A spout for pouring the gun powder projects from the centre of the cylindrical neck. The flask is decorated on both sides in the same repoussé design. At the top is a sitting hound and below is a heard of deer with two birds in the foreground.
The neck of the flask is 2.3cm long and 3.8cm in diameter. It incorporates a shutter for closing the orifice which is operated by a small lever at the side. The projecting spout in 2cm long and 1.5cm in diameter. It has a movable sleeve which has three positions to provide three different measures of gun powder. This object is from Burren, Co. Clare.
A delicate crocheted watch pocket, made out of white and yellow cotton yarn. The piece is semi-circular in shape, 12.5 cm in diameter. The central portion is fashioned into a small pocket or pouch, while the circumference is made up of stitched crochet ornamentation. This pouch from the Dublin area was designed to hold a small pocket watch.
An example of horsehair fishing line material showing the method of manufacture. The line is made from two lengths of horsehair, each separate length comprised of roughly 15 individual hairs. Two pieces of goose quill (4cm long) were used with the horsehair to enable the separate strands to be worked easily. This resulted in the strands being twisted so that when the end of the line was released, they twisted on each other.
This particular example of horsehair line was used for fishing on the Orlar Lakes in County Mayo, before the advent of factory made line.
Horsehair, quills and finished fishing line.
This stone was held in the lap of the shoemaker and used for hammering leather. The stone has a width of 23cm, is 20cm in length and has a height of 4.5cm.
There are three large and three small depressions on one surface. The larger ones were used for shaping heel tips and half tips. The other side of the stone has a groove for sharpening awls.
This object is from Clonakilty, Co. Cork.
A spherical wooden top once painted with red lead measuring 6cm long on an iron wire 23.5cm long though it was originally three times that length.
Every year when the corn stack was made and thatched to keep it secure until the spring threshing this ornament was stuck into the peak of the stack to finish it off.

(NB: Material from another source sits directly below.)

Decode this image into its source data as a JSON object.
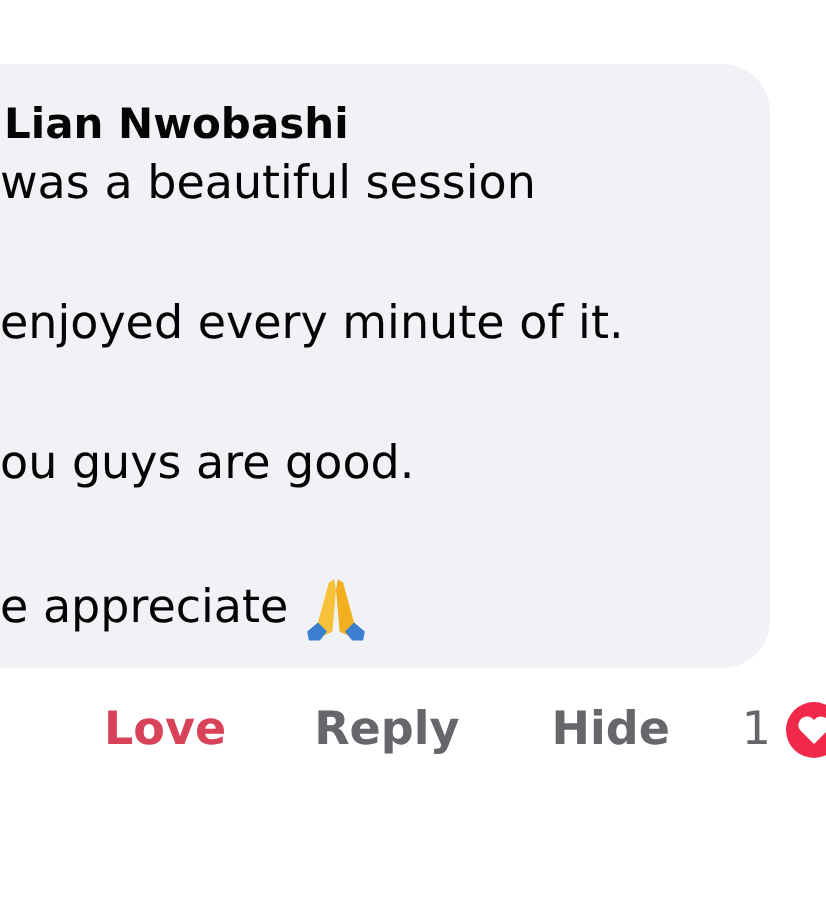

This ornament is from Lusk, Co. Dublin and was in use in the early 1900s.
This sundial is known as a diptych sundial as it consists of two slate faces at right angles to one another with a gnomon (the part of the dial that casts a shadow) joining the centre of the two faces. The slates are set in a wooden frame and measure 22cm in diameter each. Two inscriptions on this slate read Meridian Line 1839 By Patrick Farrelly Oct II and Evylin Shirly Esq & & Shirly Castle.
This sundial has a considerable amount of intricate inscription known as dial furniture on both slates which includes the Sun’s place in the Ecliptic (the ecliptic being the path of the sun in the sky).
This sundial is from Carrickmacross, Co. Monaghan.
One of a pair of unusual brass ember tongs. The hinged tongs was used by placing the index and middle fingers in the fixtures on one side of the tongs and the thumb in the other side. A row of teeth at the mouth of the tongs on both sides gripped the embers.
These tongs were used to hold half burnt turf embers known in Irish as gríosach. The burning turf was spread on the lid of a cast iron cooking pot suspended over an open fire and was also used for lighting smoking pipes. This object was also known as a greesh holder and is 16.5cm long. No known provenance.
A sea shell used as a fog horn by fishermen in the district of Baile na nGall, Co. Waterford. The shell measures approximately 20 cm in length and 18 cm in width. It was blown through the hole in the end; such horns have not been used since the end of the 19th century. It is known as a guagán in Irish.